Everyone's physical equipment is different. Lips can be thick or thin; mouths wide or narrow. Someone able to move a lot of air is going to need a mouthpiece that can accommodate that air flow; conversely someone who can't, won't. Mouthpiece selection has to account for these differences. Consider just the problem of teeth; normal growth for young players will cause embouchure changes. Braces are a further complication. Aging can also bring changes, especially if dental adjustments have occurred. A mouthpiece that works at one point in a person's life may not be the right choice at a later stage.

How much time is put into playing makes a difference. Someone playing 4 to 5 hours a day is going to get quite different results from someone who puts in a casual 4 to 5 hours of playing in a week or month. The demands made by the kind of music being played are a factor too.

Finally, there is a great deal of subjectivity involved. Everyone has their own idea of how they sound and how they'd like to sound. Along with that are the physical sensations involved, i.e.: how much effort does it take to hit a particular note, how responsive is the horn, how do the lips feel after a long session of playing, etc. etc. Sorting out just what a particular mouthpiece is doing to your playing is an intrinsically difficult task to perform objectively.

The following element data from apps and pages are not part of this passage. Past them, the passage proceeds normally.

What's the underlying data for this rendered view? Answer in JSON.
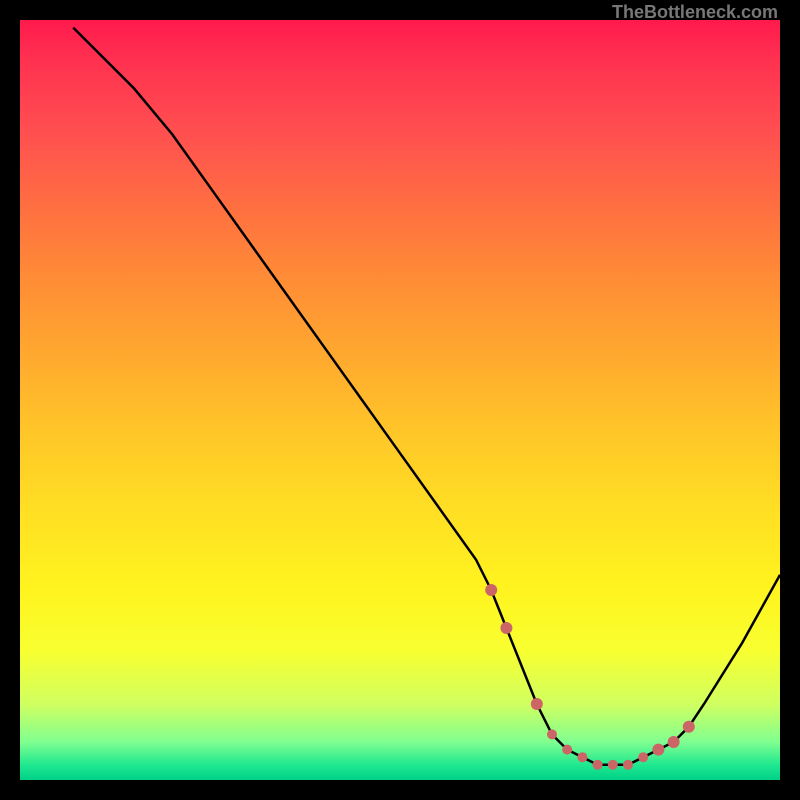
{
  "attribution": "TheBottleneck.com",
  "chart_data": {
    "type": "line",
    "title": "",
    "xlabel": "",
    "ylabel": "",
    "x_range": [
      0,
      100
    ],
    "y_range": [
      0,
      100
    ],
    "series": [
      {
        "name": "curve",
        "x": [
          7,
          10,
          15,
          20,
          25,
          30,
          35,
          40,
          45,
          50,
          55,
          60,
          62,
          64,
          66,
          68,
          70,
          72,
          74,
          76,
          78,
          80,
          82,
          84,
          86,
          88,
          90,
          95,
          100
        ],
        "y": [
          99,
          96,
          91,
          85,
          78,
          71,
          64,
          57,
          50,
          43,
          36,
          29,
          25,
          20,
          15,
          10,
          6,
          4,
          3,
          2,
          2,
          2,
          3,
          4,
          5,
          7,
          10,
          18,
          27
        ]
      }
    ],
    "highlighted_points": {
      "x": [
        62,
        64,
        68,
        70,
        72,
        74,
        76,
        78,
        80,
        82,
        84,
        86,
        88
      ],
      "y": [
        25,
        20,
        10,
        6,
        4,
        3,
        2,
        2,
        2,
        3,
        4,
        5,
        7
      ]
    },
    "colors": {
      "curve": "#000000",
      "points": "#cc6666",
      "gradient_top": "#ff1a4d",
      "gradient_bottom": "#00d088"
    }
  }
}
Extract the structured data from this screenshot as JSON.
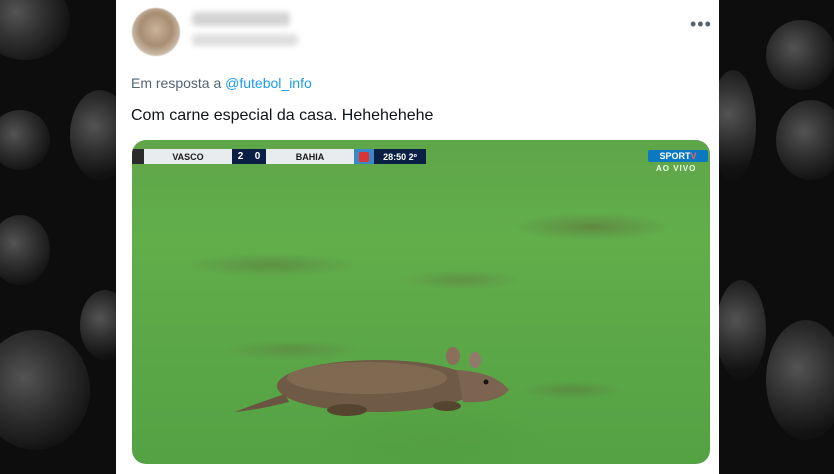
{
  "tweet": {
    "more_icon": "more-horizontal-icon",
    "reply_prefix": "Em resposta a",
    "reply_handle": "@futebol_info",
    "text": "Com carne especial da casa. Hehehehehe",
    "author_name": "",
    "author_handle": ""
  },
  "media": {
    "scoreboard": {
      "home_team": "VASCO",
      "home_score": "2",
      "away_score": "0",
      "away_team": "BAHIA",
      "clock": "28:50",
      "period": "2º"
    },
    "channel": {
      "name_part1": "SPORT",
      "name_part2": "V",
      "live_label": "AO VIVO"
    }
  },
  "colors": {
    "link": "#1d9bf0",
    "text_primary": "#0f1419",
    "text_secondary": "#536471",
    "scoreboard_navy": "#0a1f44",
    "pitch_green": "#5fa54a"
  }
}
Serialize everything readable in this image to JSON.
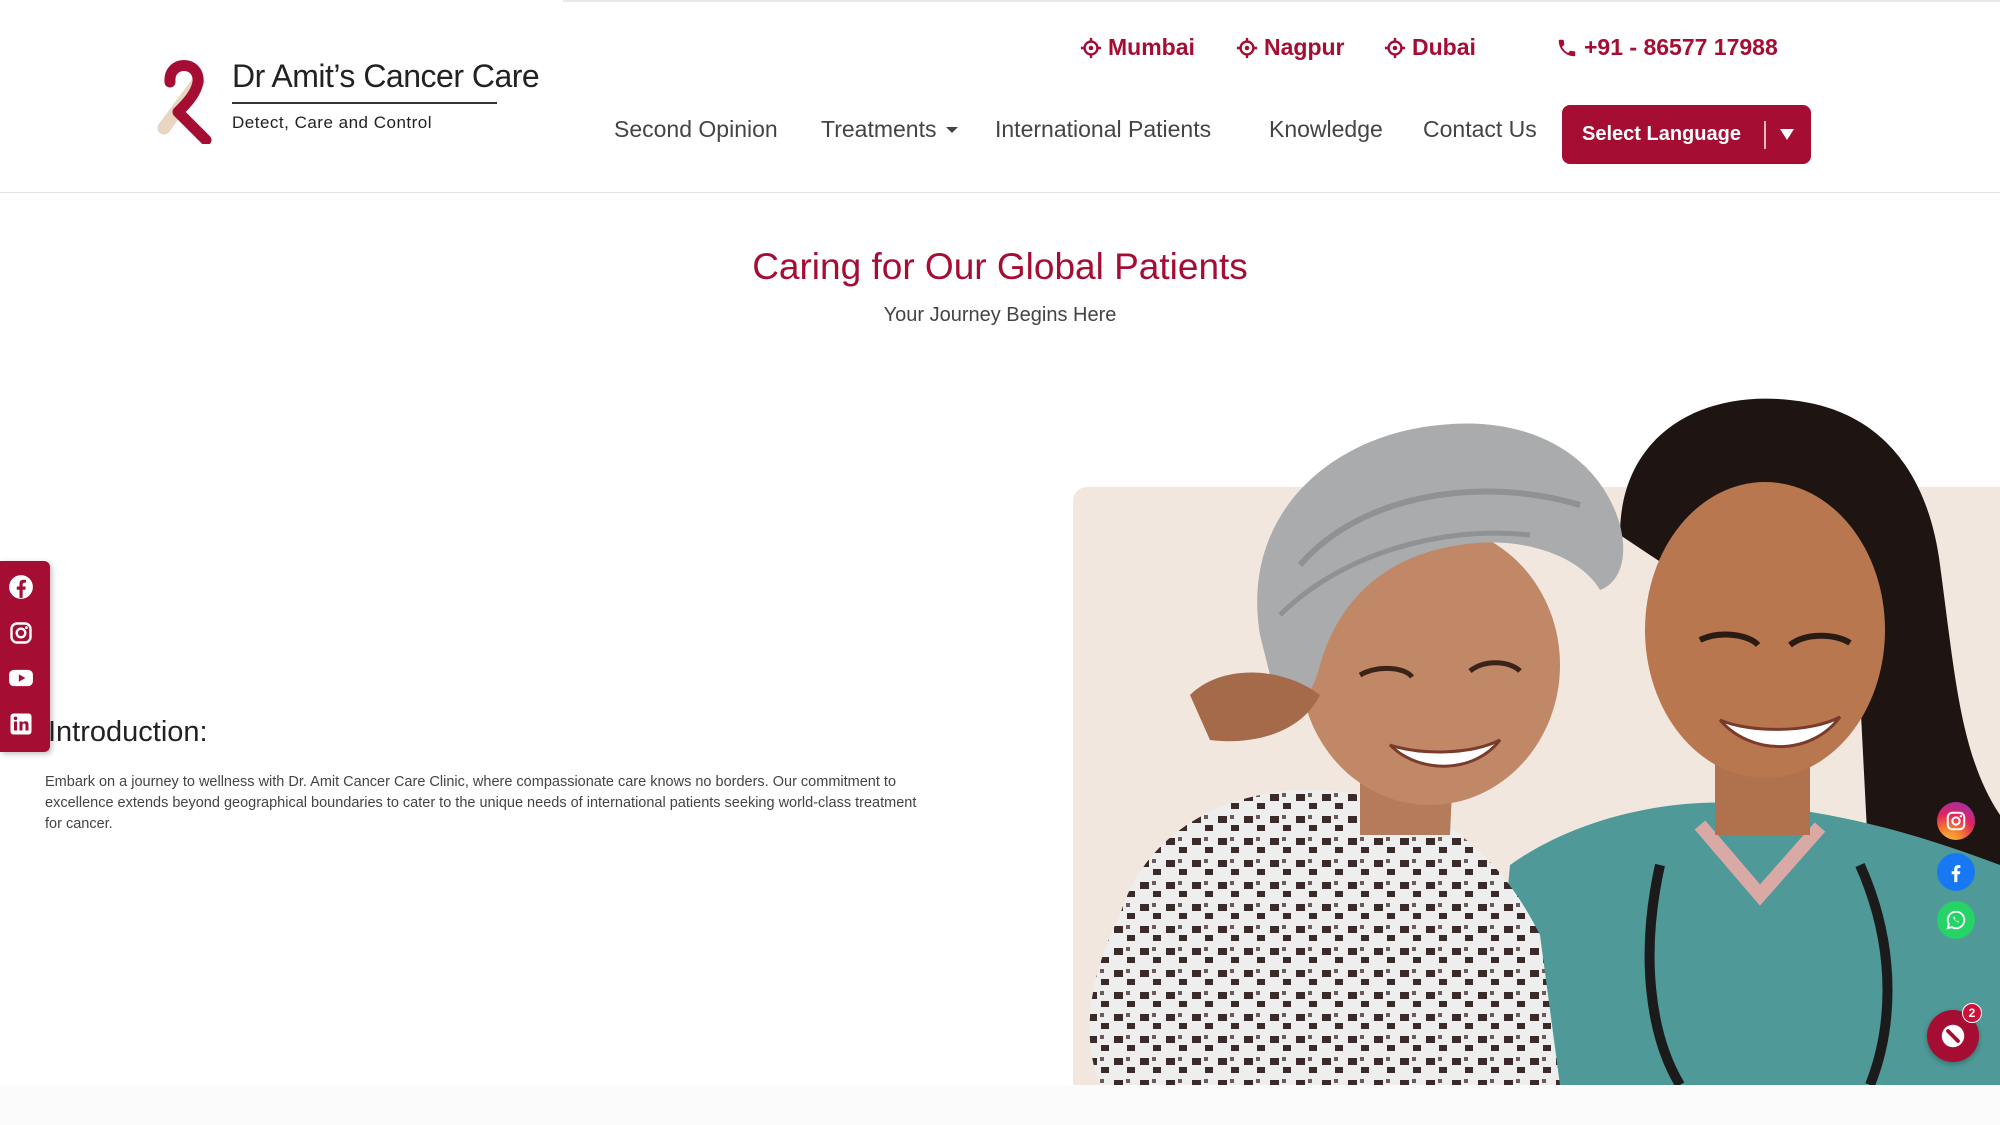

So, where to start? Let's begin by trying to nail down some of the physical parameters of mouthpiece design, and go on from there. There is a lot of lore detailing what various mouthpiece elements can do, so the next installment of this series will try to sort it all out. To quote John Hemmingford again, "Everybody's looking for something, especially the ones that can't play."


About the Author...
Larry Roth began playing the trombone in the fifth grade, and has yet to succeeded in getting away from it. A technician for a State Health Department, Roth is a 'Weekend Warrior" with the Delmar Community Orchestra, the H-M-S Marching Band, the Starliters Big Band, and the Greg Nazarian Big Band. Contact: xaxnar@aol.com.